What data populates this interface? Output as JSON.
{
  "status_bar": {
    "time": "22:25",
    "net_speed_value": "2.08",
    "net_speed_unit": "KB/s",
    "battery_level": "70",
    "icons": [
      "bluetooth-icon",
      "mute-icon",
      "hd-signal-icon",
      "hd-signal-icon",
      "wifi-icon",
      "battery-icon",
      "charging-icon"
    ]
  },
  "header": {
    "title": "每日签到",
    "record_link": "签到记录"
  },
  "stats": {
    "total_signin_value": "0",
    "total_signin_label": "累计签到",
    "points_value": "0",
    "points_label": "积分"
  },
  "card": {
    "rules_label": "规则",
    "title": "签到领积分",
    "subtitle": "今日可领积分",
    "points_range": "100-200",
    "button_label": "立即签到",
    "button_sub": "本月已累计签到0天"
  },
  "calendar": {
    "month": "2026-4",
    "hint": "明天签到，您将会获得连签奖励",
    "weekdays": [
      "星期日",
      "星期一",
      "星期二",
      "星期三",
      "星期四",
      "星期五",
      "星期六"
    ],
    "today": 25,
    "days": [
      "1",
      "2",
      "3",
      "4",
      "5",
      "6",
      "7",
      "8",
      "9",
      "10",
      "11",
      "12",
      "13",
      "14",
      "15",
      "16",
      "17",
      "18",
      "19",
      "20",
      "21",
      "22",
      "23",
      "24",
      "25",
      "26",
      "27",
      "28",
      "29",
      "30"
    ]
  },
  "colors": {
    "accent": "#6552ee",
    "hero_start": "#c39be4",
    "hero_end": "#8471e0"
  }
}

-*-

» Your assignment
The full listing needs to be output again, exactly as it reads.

» Written solution
What data populates this interface? Output as JSON.
{
  "status_bar": {
    "time": "22:25",
    "net_speed_value": "2.08",
    "net_speed_unit": "KB/s",
    "battery_level": "70",
    "icons": [
      "bluetooth-icon",
      "mute-icon",
      "hd-signal-icon",
      "hd-signal-icon",
      "wifi-icon",
      "battery-icon",
      "charging-icon"
    ]
  },
  "header": {
    "title": "每日签到",
    "record_link": "签到记录"
  },
  "stats": {
    "total_signin_value": "0",
    "total_signin_label": "累计签到",
    "points_value": "0",
    "points_label": "积分"
  },
  "card": {
    "rules_label": "规则",
    "title": "签到领积分",
    "subtitle": "今日可领积分",
    "points_range": "100-200",
    "button_label": "立即签到",
    "button_sub": "本月已累计签到0天"
  },
  "calendar": {
    "month": "2026-4",
    "hint": "明天签到，您将会获得连签奖励",
    "weekdays": [
      "星期日",
      "星期一",
      "星期二",
      "星期三",
      "星期四",
      "星期五",
      "星期六"
    ],
    "today": 25,
    "days": [
      "1",
      "2",
      "3",
      "4",
      "5",
      "6",
      "7",
      "8",
      "9",
      "10",
      "11",
      "12",
      "13",
      "14",
      "15",
      "16",
      "17",
      "18",
      "19",
      "20",
      "21",
      "22",
      "23",
      "24",
      "25",
      "26",
      "27",
      "28",
      "29",
      "30"
    ]
  },
  "colors": {
    "accent": "#6552ee",
    "hero_start": "#c39be4",
    "hero_end": "#8471e0"
  }
}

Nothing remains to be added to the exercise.